Nama developer bankrupts café owner over £10,000 debt
Gerry Gannon took a creditor’s petition following the closure of Cuppa-licious in West Sussex village
Property developer Gerry Gannon had hundreds of millions worth of debts taken over by the National Asset Management Agency.
Property developer Gerry Gannon whose hundreds of millions worth of debts were taken over by the National Asset Management Agency, has bankrupted a Sussex café-owner over the non-payment of less than £10,000 (€11,800) in rent.
Mr Gannon took a creditor’s petition against Sean O’Riordan, from Bolnore, Haywards Heath in West Sussex, following the closure in May of the Cuppa-licious café in the village, which Mr O’Riordan had run with his partner.
The creditor’s petition, giving Mr Gannon’s address as Northumberland Road, Ballsbridge, Dublin 4, was filed in Brighton County Court on July 24th and the bankruptcy order against Mr O’Riordan was made on October 2nd.
“I have lost everything,” Mr O’Riordan, who has now taken up a job working in a pet shop, told The Irish Times.
Seven hundred people living in or near the Sussex village signed a petition urging Gannon Properties to cut the café’s rent, which the couple set up in 2010 alongside a Co-operative store, and a Lloyds pharmacy.
“Things were okay at the beginning. It was great for us because we lived in the village,” said Mr O’Riordan, who said he began to fall behind with the rent six months into the lease after the chemist closed.
Fall in shoppers
He said they began to pay £875 per month in rent to Gannon Properties, rather than the £1,400 due because the number of shoppers on the street fell off dramatically once the chemist shop closed.
However, his offer to pay a reduced, but rising rent was refused. Eventually, he was offered a new rental agreement, with a 10-year break clause.
The Irish Times requested comment from Mr Gannon’s London-based lawyer, Joe Payne of Katten Law, which prompted a reply from a London-based property firm, Development Securities. “Unfortunately we aren’t able to comment on any details beyond what is in the public court records,” said a spokeswoman.
The chairman of Bolnore Village Residents’ Association, Carlos Leon, told the local newspaper, the Mid Sussex Times that the closure of Cuppa-licious had been “terrible news” for the village’s 2,000 residents. “They closed us in May. We came in one morning and the locks were on and the bailiffs were there,” Mr O’Riordan told The Irish Times.
By the end, Mr O’Riordan owed Gannon Properties approximately £9,000, but this figure grew to £12,000 once legal fees and other charges over Mr Gannon’s creditor’s bankruptcy petition were added.
The decision to seek his bankruptcy, he said, came as a surprise: “I told them that I didn’t have any other assets, that I wasn’t hiding anything. I asked the solicitor, ‘Why are you doing this?’ It has been horrendous.”

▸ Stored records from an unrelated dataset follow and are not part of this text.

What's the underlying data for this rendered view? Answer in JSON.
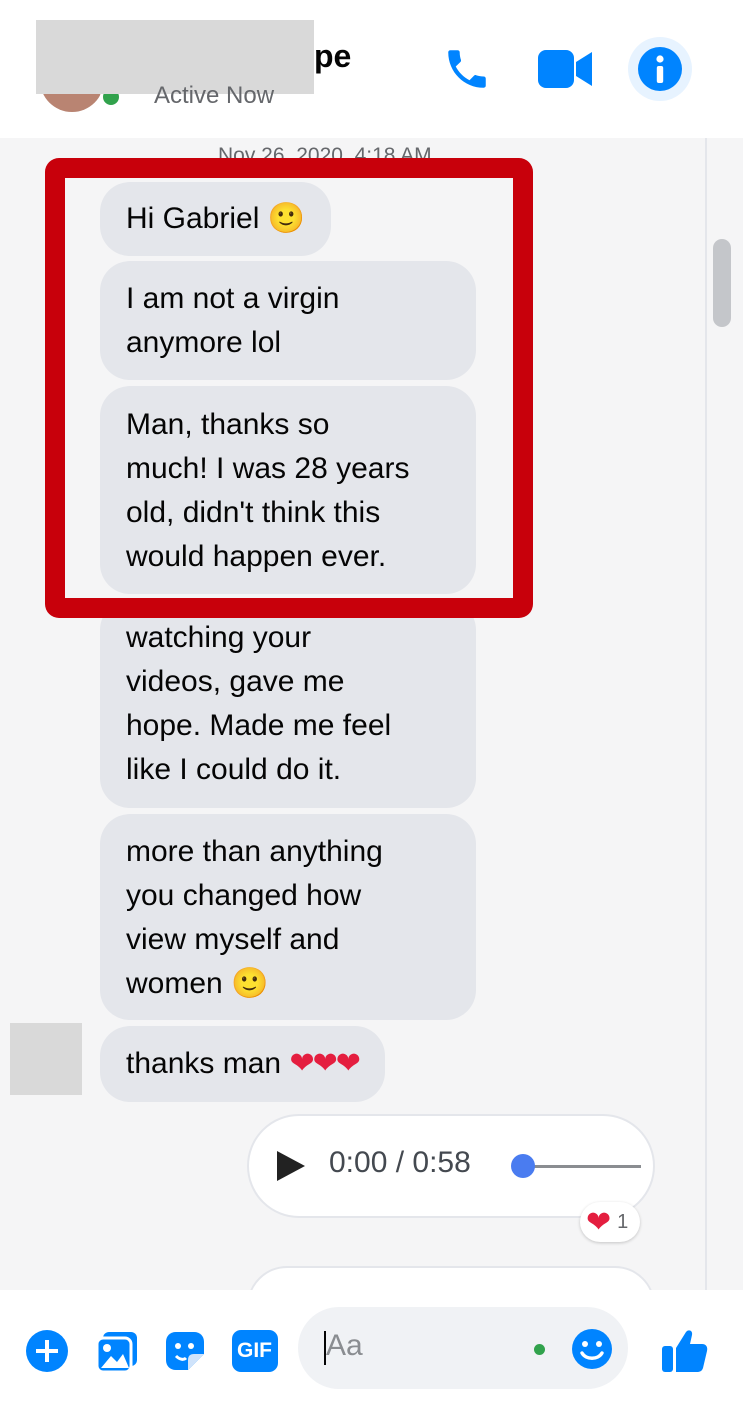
{
  "header": {
    "name_visible": "pe",
    "status": "Active Now",
    "icons": [
      "phone-icon",
      "video-camera-icon",
      "info-icon"
    ]
  },
  "chat": {
    "timestamp": "Nov 26, 2020, 4:18 AM",
    "messages": [
      {
        "text": "Hi Gabriel",
        "emoji": "🙂"
      },
      {
        "line1": "I am not a virgin",
        "line2": "anymore lol"
      },
      {
        "line1": "Man, thanks so",
        "line2": "much! I was 28 years",
        "line3": "old, didn't think this",
        "line4": "would happen ever."
      },
      {
        "line1": "watching your",
        "line2": "videos, gave me",
        "line3": "hope. Made me feel",
        "line4": "like I could do it."
      },
      {
        "line1": "more than anything",
        "line2": "you changed how",
        "line3": "view myself and",
        "line4": "women",
        "emoji": "🙂"
      },
      {
        "text": "thanks man",
        "hearts": "❤❤❤"
      }
    ],
    "audio": {
      "time": "0:00 / 0:58",
      "progress": 0
    },
    "reaction": {
      "emoji": "❤",
      "count": "1"
    }
  },
  "composer": {
    "placeholder": "Aa",
    "icons": [
      "plus-icon",
      "photo-icon",
      "sticker-icon",
      "gif-icon",
      "emoji-icon",
      "thumbs-up-icon"
    ],
    "gif_label": "GIF"
  },
  "colors": {
    "accent": "#0084ff",
    "bubble_bg": "#e4e6eb",
    "highlight": "#c8000b",
    "online": "#31a24c"
  }
}
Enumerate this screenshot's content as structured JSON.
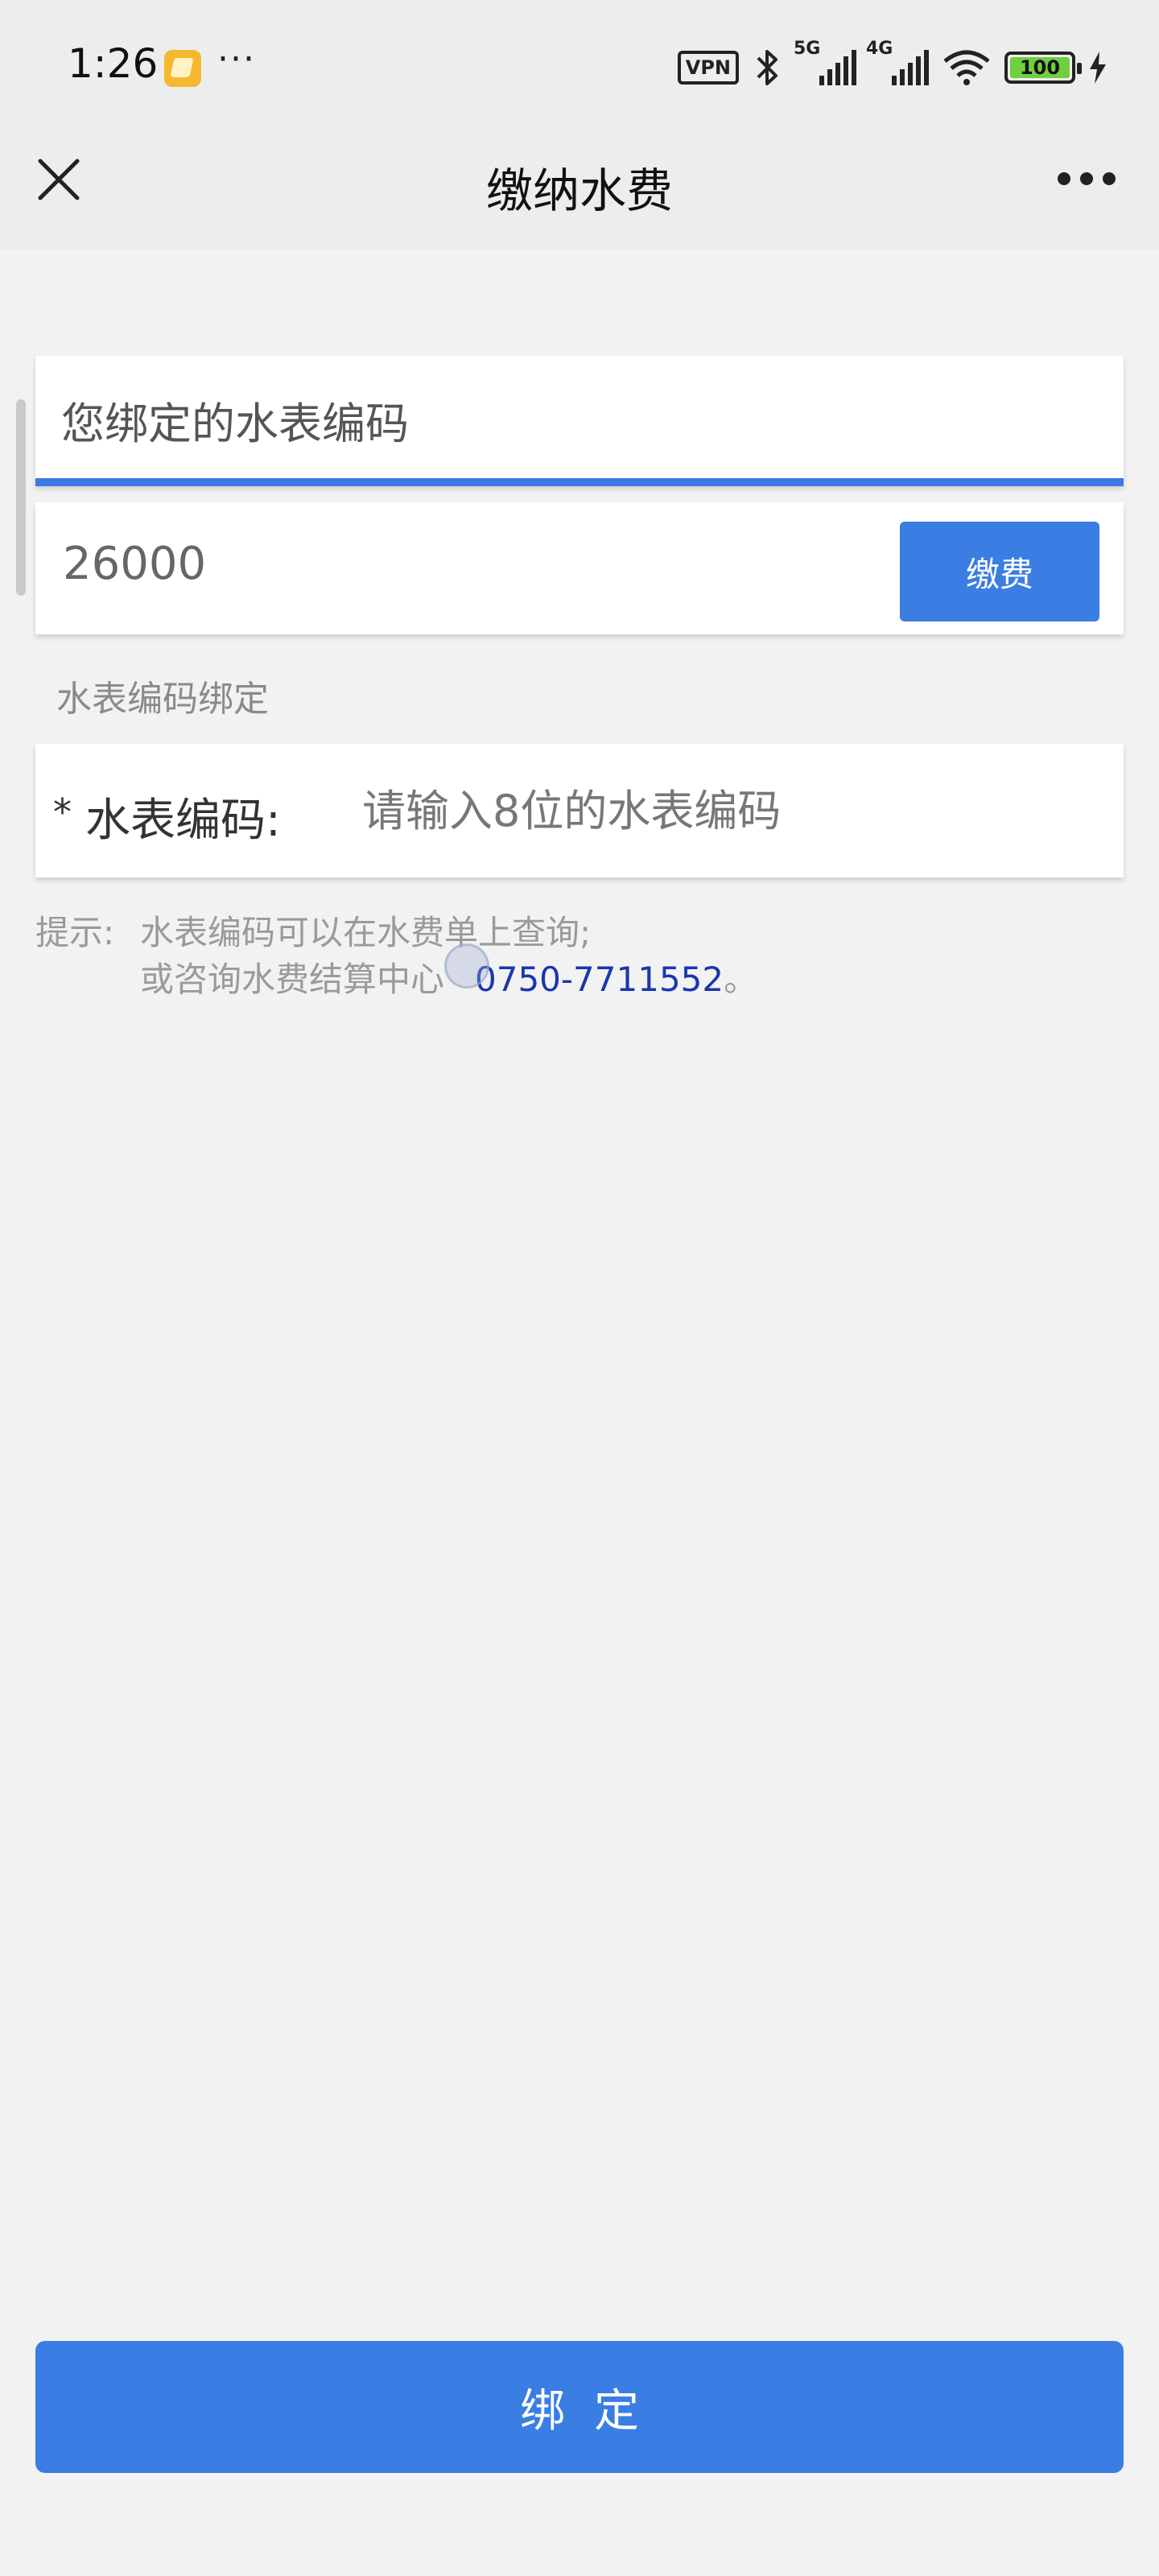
{
  "status_bar": {
    "time": "1:26",
    "dots": "···",
    "vpn_label": "VPN",
    "net1": "5G",
    "net2": "4G",
    "battery": "100"
  },
  "nav": {
    "title": "缴纳水费"
  },
  "meter_card": {
    "title": "您绑定的水表编码"
  },
  "amount_card": {
    "amount": "26000",
    "pay_label": "缴费"
  },
  "bind_section": {
    "label": "水表编码绑定",
    "required_mark": "*",
    "field_label": "水表编码:",
    "placeholder": "请输入8位的水表编码"
  },
  "hint": {
    "prefix": "提示:",
    "line1": "水表编码可以在水费单上查询;",
    "line2": "或咨询水费结算中心",
    "phone": "0750-7711552",
    "line2_end": "。"
  },
  "footer": {
    "bind_label": "绑定"
  },
  "colors": {
    "accent": "#3a7de3",
    "phone_link": "#1a35b0"
  }
}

Under British rules, Mr O’Riordan’s affairs will be dealt with by an official receiver in Brighton for 12 months. His bankruptcy will be discharged in October 2014, if a court accepts that he has co-operated and has no hidden assets.
“We put £100,000 into the business, we never took a penny out of it. I was trying to sell it as a going concern. Not easy, admittedly,” said Mr O’Riordan.